In the last few posts I’ve written about the process of expanding an existing construction company into renewable energy business and the single thing our marketing planwill focus on. If you’re new to the solar industry, go to the Solar 101 Reading list. It has free tools and articles on solar design and installation, sales and marketing, policy, finance and best practices.

The main metric I’m using is “profit per time invested”. I’m not as interested in increasing top line growth rather then profitability, especially as we get stared. My goal is to reach a profitability of 20% pre-tax. This seems very “doable” given the general construction industry has a profit margin of around 10%. How does this number impact the scale of the business? I can live well with a business that sells $500k a year in revenue providing me with $100k in profit. That is not a lot. This is a little under $48k revenue per month. That is 2 solar pv or geothermal jobs per month, equally 24 jobs a year. Or 4 to 5 solar thermal jobs per month or a combination of solar pv, geothermal and solar thermal.
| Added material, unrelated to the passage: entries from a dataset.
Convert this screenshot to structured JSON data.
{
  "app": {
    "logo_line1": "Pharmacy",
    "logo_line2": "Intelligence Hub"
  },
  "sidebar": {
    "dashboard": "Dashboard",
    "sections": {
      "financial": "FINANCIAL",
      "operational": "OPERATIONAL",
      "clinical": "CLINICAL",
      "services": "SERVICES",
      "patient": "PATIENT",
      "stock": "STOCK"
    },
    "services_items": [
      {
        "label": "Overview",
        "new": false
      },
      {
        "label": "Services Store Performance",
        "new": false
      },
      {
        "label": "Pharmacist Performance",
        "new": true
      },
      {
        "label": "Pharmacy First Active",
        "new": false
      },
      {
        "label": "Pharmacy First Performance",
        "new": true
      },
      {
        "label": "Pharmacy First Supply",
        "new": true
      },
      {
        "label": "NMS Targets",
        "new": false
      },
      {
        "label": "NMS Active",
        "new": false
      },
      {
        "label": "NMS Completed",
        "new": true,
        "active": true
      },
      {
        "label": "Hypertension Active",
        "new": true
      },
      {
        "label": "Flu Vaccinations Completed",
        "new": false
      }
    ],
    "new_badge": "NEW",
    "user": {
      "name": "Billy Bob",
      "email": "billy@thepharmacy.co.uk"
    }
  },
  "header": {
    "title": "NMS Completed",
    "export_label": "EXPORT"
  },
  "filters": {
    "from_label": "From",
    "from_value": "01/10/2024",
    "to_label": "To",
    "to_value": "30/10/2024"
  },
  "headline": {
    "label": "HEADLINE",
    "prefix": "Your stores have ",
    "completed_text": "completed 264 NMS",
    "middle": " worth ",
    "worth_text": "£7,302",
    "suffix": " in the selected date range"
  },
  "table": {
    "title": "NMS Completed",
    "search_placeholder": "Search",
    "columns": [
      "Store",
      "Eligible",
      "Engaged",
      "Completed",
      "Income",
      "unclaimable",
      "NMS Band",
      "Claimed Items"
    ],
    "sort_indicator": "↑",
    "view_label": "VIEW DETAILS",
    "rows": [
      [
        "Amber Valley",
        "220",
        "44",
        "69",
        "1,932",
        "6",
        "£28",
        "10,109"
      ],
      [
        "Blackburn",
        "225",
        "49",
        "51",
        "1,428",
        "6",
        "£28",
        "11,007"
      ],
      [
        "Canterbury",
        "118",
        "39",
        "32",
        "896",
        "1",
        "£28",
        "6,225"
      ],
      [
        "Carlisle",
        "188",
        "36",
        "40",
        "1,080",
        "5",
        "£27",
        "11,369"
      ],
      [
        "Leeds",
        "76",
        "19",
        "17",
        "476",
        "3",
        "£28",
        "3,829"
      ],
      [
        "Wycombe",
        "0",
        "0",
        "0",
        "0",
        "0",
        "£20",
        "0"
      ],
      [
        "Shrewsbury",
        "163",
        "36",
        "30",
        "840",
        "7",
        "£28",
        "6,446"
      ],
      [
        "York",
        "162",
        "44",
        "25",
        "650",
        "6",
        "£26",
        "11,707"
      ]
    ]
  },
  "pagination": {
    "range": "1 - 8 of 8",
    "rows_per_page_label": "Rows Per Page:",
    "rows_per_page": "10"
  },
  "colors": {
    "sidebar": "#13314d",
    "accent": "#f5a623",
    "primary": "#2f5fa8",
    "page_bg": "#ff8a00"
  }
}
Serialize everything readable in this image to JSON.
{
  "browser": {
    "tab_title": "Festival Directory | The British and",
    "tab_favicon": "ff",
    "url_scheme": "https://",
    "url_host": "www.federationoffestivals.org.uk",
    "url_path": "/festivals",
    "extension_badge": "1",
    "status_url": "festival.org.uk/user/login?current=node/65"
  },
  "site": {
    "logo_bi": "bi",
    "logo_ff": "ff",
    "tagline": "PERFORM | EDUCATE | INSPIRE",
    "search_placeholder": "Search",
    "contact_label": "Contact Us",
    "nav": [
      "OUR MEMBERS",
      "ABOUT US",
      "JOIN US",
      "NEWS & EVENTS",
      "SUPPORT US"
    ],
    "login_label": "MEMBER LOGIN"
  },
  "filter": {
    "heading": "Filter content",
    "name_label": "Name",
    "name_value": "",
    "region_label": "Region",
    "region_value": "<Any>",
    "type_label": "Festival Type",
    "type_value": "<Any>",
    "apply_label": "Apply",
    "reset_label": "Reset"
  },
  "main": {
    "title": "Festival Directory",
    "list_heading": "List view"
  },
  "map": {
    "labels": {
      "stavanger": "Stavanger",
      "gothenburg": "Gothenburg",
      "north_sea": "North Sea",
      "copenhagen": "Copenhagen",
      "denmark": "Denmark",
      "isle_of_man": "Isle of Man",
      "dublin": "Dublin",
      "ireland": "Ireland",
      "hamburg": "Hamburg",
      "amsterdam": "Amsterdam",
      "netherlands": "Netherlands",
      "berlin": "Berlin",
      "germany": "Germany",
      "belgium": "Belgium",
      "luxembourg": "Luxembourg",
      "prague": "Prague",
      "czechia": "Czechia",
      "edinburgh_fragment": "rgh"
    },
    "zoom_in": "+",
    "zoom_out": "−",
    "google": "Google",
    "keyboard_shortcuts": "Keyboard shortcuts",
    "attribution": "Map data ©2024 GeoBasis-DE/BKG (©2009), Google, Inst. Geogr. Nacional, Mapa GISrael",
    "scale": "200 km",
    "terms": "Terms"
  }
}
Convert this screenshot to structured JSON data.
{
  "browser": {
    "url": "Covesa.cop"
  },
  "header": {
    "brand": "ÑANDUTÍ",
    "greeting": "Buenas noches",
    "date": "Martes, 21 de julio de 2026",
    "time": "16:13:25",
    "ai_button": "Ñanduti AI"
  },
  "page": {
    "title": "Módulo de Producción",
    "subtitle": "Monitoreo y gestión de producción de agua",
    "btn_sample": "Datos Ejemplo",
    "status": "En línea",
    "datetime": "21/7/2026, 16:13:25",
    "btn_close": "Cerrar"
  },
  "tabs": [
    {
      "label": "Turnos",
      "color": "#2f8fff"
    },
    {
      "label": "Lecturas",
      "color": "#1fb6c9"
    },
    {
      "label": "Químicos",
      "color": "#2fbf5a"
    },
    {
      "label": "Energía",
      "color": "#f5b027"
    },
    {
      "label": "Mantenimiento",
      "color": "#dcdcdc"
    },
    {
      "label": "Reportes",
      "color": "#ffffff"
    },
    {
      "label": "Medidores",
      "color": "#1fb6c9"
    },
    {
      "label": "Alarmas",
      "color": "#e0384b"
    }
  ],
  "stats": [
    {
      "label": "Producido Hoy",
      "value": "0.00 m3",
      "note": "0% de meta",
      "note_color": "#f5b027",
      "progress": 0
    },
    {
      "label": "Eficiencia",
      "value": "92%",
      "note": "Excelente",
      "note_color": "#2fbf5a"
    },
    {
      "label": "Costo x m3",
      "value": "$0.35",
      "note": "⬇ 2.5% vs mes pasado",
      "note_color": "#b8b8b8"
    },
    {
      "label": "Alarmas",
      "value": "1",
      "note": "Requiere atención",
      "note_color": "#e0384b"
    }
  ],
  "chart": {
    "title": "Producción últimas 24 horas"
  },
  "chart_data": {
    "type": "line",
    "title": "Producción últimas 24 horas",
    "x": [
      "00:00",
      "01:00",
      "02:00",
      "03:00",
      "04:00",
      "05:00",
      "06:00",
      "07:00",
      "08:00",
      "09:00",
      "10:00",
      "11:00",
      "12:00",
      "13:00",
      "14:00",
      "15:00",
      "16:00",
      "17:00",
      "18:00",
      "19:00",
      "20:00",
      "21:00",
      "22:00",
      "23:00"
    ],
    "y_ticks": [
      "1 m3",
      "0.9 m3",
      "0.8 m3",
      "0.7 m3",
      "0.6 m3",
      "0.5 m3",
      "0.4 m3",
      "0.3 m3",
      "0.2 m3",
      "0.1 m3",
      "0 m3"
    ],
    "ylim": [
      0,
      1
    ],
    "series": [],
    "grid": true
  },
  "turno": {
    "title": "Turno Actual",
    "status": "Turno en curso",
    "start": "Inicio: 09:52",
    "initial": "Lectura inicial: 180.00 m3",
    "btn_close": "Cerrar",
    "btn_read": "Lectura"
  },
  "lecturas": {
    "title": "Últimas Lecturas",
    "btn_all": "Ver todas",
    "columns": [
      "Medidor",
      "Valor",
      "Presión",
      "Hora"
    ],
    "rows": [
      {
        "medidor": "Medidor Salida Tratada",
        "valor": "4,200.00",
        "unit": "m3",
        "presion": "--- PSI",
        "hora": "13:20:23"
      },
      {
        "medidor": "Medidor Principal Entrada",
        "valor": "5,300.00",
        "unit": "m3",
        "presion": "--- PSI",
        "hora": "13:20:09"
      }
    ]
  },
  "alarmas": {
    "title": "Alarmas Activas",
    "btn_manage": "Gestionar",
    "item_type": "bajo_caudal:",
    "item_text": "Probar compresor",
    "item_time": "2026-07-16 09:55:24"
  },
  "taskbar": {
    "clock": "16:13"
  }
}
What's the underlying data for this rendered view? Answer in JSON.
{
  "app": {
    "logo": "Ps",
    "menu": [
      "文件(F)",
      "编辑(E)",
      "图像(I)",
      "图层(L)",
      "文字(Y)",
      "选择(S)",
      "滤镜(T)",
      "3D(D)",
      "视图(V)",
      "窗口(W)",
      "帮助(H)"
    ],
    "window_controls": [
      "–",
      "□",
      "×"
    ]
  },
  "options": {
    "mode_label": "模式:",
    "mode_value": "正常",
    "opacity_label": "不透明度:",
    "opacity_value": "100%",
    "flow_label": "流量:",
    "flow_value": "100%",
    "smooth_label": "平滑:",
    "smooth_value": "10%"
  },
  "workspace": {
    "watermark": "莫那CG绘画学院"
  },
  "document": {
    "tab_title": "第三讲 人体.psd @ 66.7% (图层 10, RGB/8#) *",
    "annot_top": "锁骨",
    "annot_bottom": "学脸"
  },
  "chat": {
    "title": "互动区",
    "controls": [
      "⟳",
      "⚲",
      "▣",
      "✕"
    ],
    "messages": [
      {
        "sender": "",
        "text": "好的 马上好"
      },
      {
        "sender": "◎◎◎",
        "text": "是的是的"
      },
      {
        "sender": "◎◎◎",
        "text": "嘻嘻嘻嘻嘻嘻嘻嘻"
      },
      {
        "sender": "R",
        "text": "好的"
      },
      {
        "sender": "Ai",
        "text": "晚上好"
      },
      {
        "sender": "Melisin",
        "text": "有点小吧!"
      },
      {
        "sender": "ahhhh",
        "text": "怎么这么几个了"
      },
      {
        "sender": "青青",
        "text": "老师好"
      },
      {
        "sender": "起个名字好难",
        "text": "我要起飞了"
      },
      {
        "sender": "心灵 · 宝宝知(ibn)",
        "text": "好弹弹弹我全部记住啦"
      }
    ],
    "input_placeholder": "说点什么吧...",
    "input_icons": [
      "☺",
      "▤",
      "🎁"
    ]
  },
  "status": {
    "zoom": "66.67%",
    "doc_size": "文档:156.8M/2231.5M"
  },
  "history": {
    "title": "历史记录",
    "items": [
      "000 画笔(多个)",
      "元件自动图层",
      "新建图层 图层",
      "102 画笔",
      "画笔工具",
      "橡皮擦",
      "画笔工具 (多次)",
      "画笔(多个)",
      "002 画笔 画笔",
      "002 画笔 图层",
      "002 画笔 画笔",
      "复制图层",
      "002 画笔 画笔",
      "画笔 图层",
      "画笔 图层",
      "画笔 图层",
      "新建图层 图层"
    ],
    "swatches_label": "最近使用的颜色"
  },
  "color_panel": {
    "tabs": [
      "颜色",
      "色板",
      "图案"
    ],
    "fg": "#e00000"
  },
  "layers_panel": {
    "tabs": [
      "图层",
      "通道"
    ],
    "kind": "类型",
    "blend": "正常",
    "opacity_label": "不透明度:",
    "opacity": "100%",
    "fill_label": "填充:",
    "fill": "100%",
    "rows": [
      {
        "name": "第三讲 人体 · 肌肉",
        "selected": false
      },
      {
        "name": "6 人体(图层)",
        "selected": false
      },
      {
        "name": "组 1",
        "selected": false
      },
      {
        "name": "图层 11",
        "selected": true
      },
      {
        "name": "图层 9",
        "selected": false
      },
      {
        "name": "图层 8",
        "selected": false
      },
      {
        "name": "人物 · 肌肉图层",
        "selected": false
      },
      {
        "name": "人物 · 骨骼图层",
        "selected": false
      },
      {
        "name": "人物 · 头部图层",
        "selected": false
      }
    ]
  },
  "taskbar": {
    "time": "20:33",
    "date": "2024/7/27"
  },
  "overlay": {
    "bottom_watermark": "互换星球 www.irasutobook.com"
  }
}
Very “doable”, especially if you look at the number of jobs that companies are doing and the small profit they’re making. From a marketing perspective, the key will be to understand what really is the cause of these jobs so that we can make sure the revenue will be stable and predictable. Most companies take jobs as they come and think its because of something they’ve done. When revenue decline they’re end up in the dark.

Many people  like to think big, going after larger and larger projects and getting into commercial work. Often times, they do this by suffering through slimmer and slimmer margins while having to deal with more and more headaches. I’m into thinking big, but by big, I think of net profit. Basically, I’d like to focus more on efficiency then growth of absolutely numbers. A company making 20% margin on $500k in revenue makes the same money as a company with a 5% margin and $2 MILLION in revenue. I’d argue it’s easier to increase efficiency then to grow revenue because you have more control over your own operations then the decisions of clients.

I’m a huge believe in the “crawl –> walk –> run” philosophy of business development and that’s why I spent the last two posts discussing my entire marketing strategy, the goals and metrics of each business task. Now I’m going to outline the operational strategy.

In order to run a super efficient service based business (all construction companies are service based) there are two critical components that need to be optimized. First, your marketing and sales and second the design and installation. On the marketing and sales side this mean decreasing the number of leads you’re getting but making sure that more of them close. Again, you’re goal should to be getting 5 to 10 leads month and have a 50% close rate, rather then sifting through and doing site visits on 50 leads, only to have 3% close. Remember this, dealing with leads takes time and is expensive.

Enough about marketing, for this article let’s focus on operation of running the business.

Many people have been looking for a connection between clean energy and technology for some time now and there aren’t many, other then the goal of “world-changing” technology. However, I believe I’ve found a similarity that can be used to increase operational profitability of small clean energy companies. In tech startups, there tends to be two teams of people. One group is focused on the customer and the other on developing the product. Here’s the reason for this. In most new tech companies, not only does the team not know exactly what the product will be, but they don’t know who the exact customer will be either. So, the customer development team is always performing tests with the product to determine who the customer is and what they will pay for the product. While the product development team is tweaking the product to see if a certain customer will pay for it. I’m not a tech guy, so I might have missed a few things. But to my understand these are called Lean Startup principles.

We can apply a similar model to the sales/marketing and operations activities within a small clean energy company. NOT that the sales/marketing team don’t know who the customer is and the operations team doesn’t know what the product should be. In clean energy both of these variables are known. The logic applies to how the teams are organized so that it a has a huge impact on their effectiveness and the profitability of the company. To display this, let’s review how the “traditional” organization structure of most construction companies is focused.